You don’t have to start off reading long, compilated novels. Take it step by step, start reading magazines, newspapers, and progress to books you think you’ll enjoy (this could be on a topic you like or even a celebrity’s autobiography).
Refer to the dictionary or thesaurus
If you find yourself struggling to understand words often, keep a dictionary on hand. Although it may be easier to Google it, leafing through the pages of a dictionary to find the meaning of a word will help you commit it to your memory.
Do the same if you’ve noticed you use a word or a set of words too often in emails or messages; could you use more exciting language instead?
Take an online course
School may seem like it was a lifetime ago, but if you re-visit English in a learning capacity, it will accelerate your vocabulary growth. There are hundreds of English courses online if you don’t want to go to a college or learning centre, from subject-specific lessons to English GCSE courses.
Use new words in writing
While completing the activities above, start a list of new words you have learned. At the end of the day or week, sit down and write something that includes all of these words. This is another excellent technique that will help your memory recall of the word, and who knows – it might spark a passion for writing.
It’s never too late to grow your vocabulary
Whichever way you decide to get started, make sure you take it a step at a time. In a few months, you’re sure to notice a difference in your confidence with conversation and the variety of words you use daily.
Beck, I. L., McKeown, M. G. & Kucan, L., n.d. BRINGING WORDS TO LIFE. [Online] Available at: https://bep.education/wp-content/uploads/2018/09/Bringing-Words-to-Life-Booklet.pdf [Accessed February 2021].
Huld, L., n.d. How Many Words Does the Average Person Know?. [Online] Available at: https://wordcounter.io/blog/how-many-words-does-the-average-person-know/ [Accessed February 2021].
Loraine, S., 2008. Vocabulary Development. [Online] Available at: https://www.superduperinc.com/handouts/pdf/149_VocabularyDevelopment.pdf [Accessed 2021].
Merriam-Webster, n.d. vocabulary. [Online] Available at: https://www.merriam-webster.com/dictionary/vocabulary [Accessed February 2021].
R.L.G, 2013. Lexical facts. [Online] Available at: https://www.economist.com/johnson/2013/05/29/lexical-facts [Accessed February 2021].
Seifert, D., 2016. Top 5 Reasons Why Vocabulary Matters. [Online] Available at: https://infercabulary.com/top-5-reasons-why-vocabulary-matters/ [Accessed February 2021].
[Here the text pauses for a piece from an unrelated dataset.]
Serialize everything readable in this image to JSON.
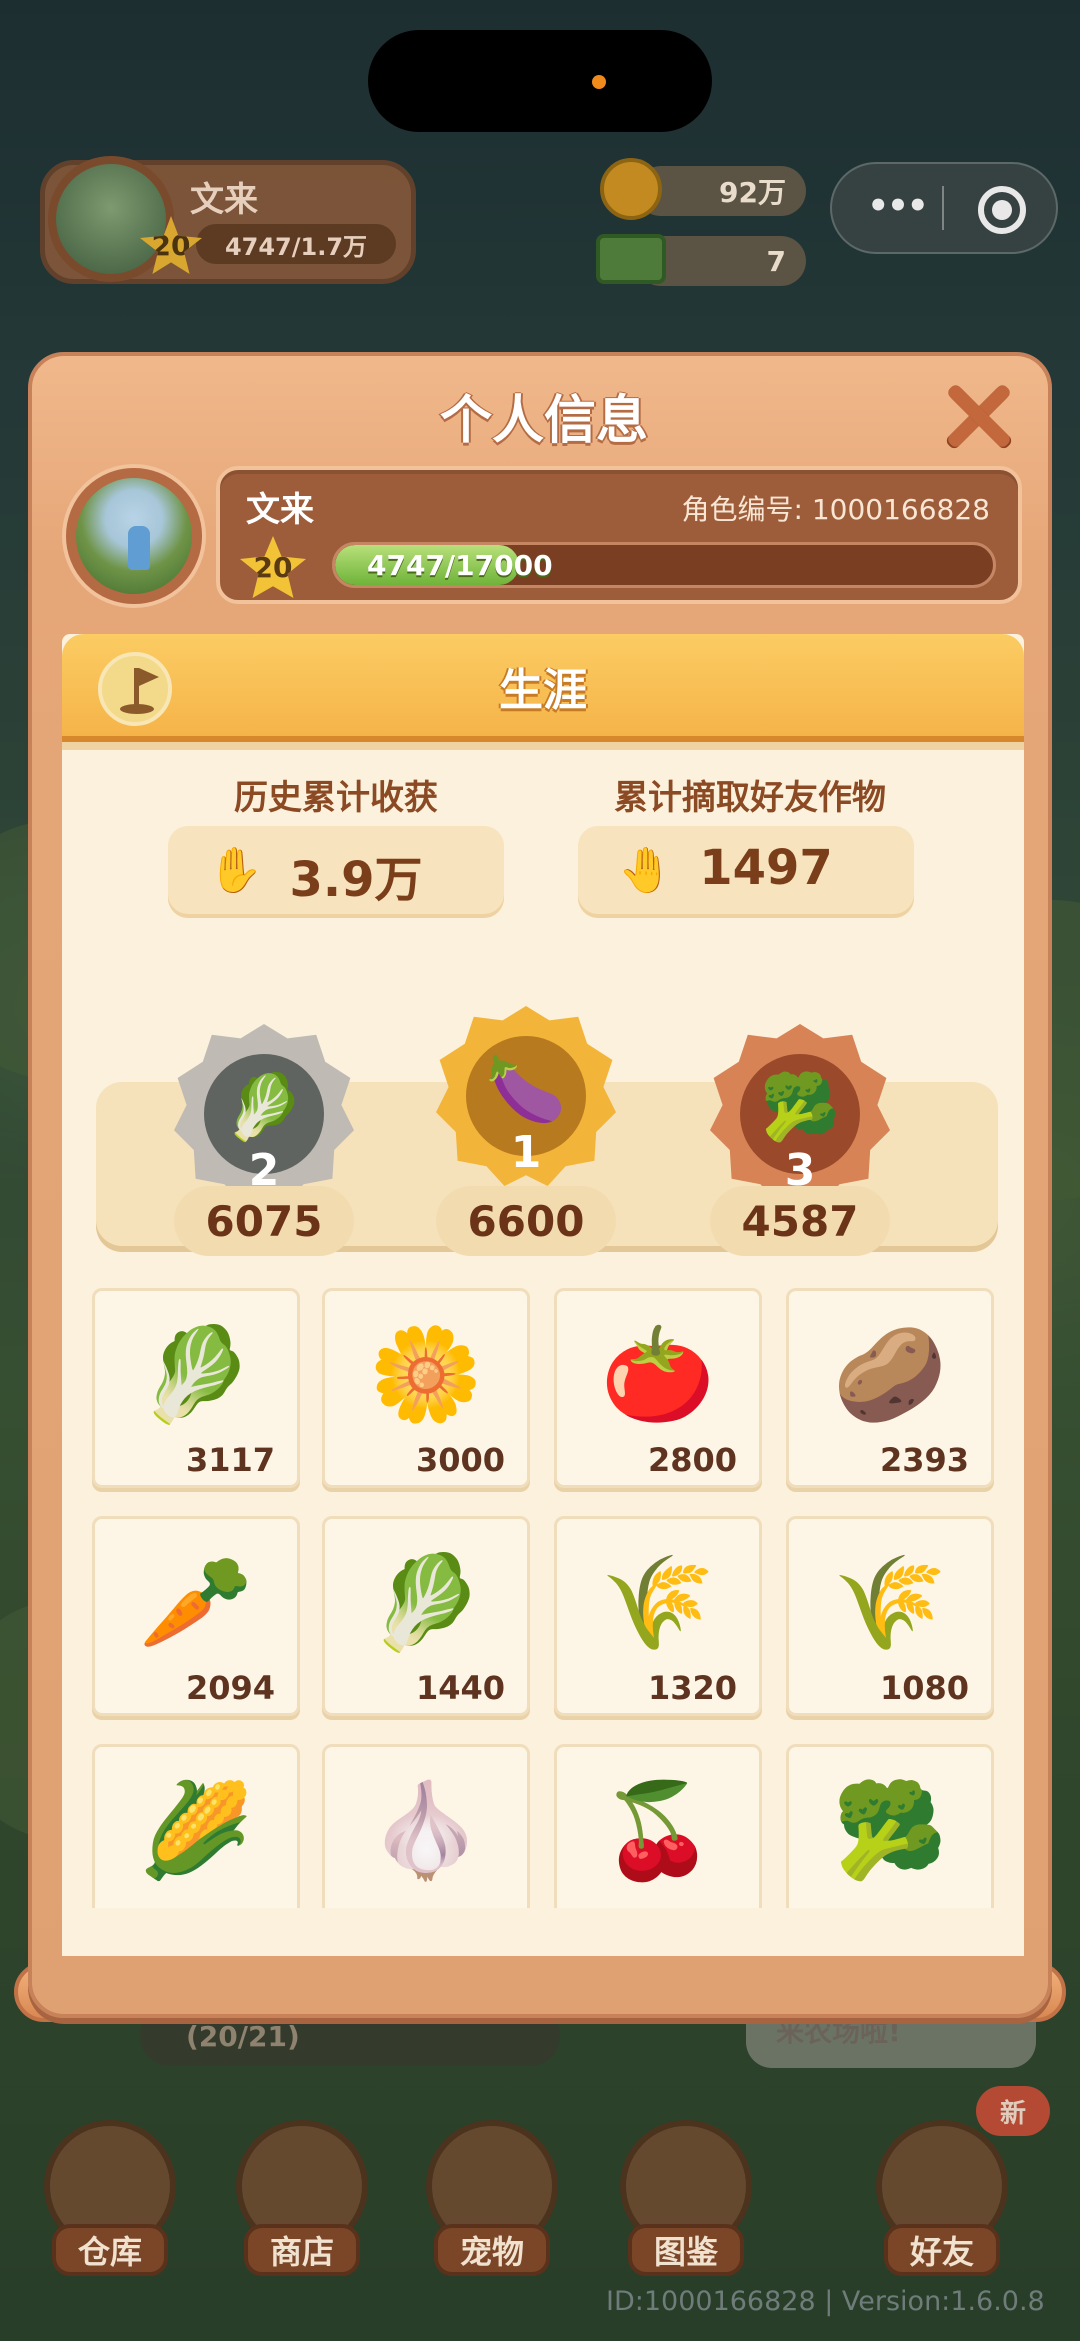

Sprenger, M., 2013. Teaching the Critical Vocabulary of the Common Core. [Online] Available at: http://www.ascd.org/publications/books/113040/chapters/What-Does-the-Research-Say-About-Vocabulary%C2%A2.aspx [Accessed February 2021].